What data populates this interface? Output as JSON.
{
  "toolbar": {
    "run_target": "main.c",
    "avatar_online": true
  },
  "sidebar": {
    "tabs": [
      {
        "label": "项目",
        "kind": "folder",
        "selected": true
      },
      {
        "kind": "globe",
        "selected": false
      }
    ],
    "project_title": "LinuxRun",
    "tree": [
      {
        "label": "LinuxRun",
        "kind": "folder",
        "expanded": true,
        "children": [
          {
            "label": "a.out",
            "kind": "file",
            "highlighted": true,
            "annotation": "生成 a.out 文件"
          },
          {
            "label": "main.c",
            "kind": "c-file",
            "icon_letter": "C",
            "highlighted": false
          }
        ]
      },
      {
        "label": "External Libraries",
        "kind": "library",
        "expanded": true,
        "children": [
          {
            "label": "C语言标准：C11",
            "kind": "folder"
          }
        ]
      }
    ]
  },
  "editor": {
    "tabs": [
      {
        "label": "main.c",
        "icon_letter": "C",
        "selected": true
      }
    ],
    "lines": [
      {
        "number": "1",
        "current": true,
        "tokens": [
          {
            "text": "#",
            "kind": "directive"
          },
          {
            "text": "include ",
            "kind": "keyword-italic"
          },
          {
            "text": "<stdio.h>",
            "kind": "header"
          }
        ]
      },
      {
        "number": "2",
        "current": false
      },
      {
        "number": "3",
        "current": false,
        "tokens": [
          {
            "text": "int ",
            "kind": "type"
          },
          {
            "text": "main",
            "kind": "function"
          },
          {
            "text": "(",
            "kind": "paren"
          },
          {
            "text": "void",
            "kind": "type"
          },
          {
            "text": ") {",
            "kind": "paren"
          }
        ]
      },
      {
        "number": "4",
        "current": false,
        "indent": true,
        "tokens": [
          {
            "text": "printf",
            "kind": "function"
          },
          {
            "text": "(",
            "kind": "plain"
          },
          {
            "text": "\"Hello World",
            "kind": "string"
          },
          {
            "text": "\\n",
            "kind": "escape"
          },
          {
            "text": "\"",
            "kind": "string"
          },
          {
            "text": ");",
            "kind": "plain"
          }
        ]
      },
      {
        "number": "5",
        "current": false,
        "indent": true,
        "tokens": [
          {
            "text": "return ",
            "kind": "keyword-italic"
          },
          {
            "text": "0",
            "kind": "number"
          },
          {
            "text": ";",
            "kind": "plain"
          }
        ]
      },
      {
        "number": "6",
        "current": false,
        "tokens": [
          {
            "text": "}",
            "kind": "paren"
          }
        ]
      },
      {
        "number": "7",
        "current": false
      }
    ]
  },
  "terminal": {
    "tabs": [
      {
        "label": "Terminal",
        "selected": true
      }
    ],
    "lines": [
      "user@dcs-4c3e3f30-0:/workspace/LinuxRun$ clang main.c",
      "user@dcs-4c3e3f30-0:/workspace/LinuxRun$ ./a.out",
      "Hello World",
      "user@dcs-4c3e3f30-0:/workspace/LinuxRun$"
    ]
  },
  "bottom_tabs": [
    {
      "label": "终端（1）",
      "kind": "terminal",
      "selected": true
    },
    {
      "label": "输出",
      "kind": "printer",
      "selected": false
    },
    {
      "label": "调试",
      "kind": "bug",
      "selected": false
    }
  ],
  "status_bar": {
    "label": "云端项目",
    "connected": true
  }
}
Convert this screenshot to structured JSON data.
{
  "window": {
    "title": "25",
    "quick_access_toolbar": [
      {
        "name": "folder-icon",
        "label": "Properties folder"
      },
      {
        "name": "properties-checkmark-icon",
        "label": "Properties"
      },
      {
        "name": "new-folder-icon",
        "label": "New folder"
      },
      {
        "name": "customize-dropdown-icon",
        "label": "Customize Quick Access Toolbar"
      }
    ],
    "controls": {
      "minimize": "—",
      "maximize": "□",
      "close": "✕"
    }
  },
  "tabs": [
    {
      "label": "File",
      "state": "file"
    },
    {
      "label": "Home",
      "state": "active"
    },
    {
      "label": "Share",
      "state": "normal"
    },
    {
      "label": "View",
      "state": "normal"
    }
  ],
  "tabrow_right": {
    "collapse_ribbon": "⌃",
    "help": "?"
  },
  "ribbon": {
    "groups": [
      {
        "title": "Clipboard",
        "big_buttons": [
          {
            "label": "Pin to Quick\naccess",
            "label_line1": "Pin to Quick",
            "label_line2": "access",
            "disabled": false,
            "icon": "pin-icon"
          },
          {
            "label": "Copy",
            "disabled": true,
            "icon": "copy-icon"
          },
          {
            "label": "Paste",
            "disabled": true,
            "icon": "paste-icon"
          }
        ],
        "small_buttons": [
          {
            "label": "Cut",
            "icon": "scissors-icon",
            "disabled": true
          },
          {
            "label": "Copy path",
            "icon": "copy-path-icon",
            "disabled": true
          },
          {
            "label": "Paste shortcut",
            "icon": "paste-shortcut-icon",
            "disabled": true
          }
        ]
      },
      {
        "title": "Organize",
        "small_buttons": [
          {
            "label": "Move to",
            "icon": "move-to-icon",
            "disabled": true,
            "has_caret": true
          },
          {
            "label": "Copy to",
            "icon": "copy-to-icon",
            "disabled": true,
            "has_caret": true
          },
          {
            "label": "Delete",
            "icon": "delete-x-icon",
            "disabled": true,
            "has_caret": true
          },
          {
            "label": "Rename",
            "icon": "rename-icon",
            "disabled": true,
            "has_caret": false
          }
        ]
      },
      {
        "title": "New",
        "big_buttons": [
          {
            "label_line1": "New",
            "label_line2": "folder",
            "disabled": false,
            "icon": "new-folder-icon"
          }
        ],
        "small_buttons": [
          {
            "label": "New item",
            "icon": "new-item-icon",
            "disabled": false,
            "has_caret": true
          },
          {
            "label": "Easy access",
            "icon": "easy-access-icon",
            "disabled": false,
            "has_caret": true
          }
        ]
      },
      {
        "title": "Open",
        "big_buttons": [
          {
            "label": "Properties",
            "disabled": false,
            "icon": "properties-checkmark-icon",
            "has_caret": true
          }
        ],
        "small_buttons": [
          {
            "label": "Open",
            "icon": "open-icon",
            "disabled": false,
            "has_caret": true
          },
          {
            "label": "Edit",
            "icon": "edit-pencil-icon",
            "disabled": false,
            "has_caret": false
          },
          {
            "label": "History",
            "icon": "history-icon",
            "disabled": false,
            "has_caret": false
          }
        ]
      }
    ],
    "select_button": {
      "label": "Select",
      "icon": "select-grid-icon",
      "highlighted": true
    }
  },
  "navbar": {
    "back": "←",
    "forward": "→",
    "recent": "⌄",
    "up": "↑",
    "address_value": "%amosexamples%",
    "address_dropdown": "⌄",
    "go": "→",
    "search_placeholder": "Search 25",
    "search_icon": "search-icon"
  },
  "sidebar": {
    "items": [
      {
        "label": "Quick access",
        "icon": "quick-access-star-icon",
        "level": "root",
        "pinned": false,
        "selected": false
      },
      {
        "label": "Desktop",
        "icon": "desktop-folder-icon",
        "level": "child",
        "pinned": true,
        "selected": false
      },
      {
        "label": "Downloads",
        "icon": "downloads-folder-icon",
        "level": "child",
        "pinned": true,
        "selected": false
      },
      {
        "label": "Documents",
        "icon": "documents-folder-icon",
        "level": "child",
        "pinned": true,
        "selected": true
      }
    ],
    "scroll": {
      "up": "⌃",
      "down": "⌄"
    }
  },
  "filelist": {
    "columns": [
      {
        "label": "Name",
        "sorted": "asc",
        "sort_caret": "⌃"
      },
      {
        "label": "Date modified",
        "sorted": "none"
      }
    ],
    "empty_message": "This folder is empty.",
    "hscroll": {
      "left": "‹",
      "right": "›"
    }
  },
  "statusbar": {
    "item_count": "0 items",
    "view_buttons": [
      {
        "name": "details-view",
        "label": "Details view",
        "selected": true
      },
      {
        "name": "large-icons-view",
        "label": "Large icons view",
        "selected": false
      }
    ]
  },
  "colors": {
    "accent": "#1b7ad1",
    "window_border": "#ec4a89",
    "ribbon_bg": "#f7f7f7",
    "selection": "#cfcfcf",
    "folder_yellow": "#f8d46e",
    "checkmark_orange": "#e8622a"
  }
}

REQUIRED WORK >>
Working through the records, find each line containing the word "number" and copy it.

TASK ANSWER >>
        "number": "1",
        "number": "2",
        "number": "3",
        "number": "4",
        "number": "5",
            "kind": "number"
        "number": "6",
        "number": "7",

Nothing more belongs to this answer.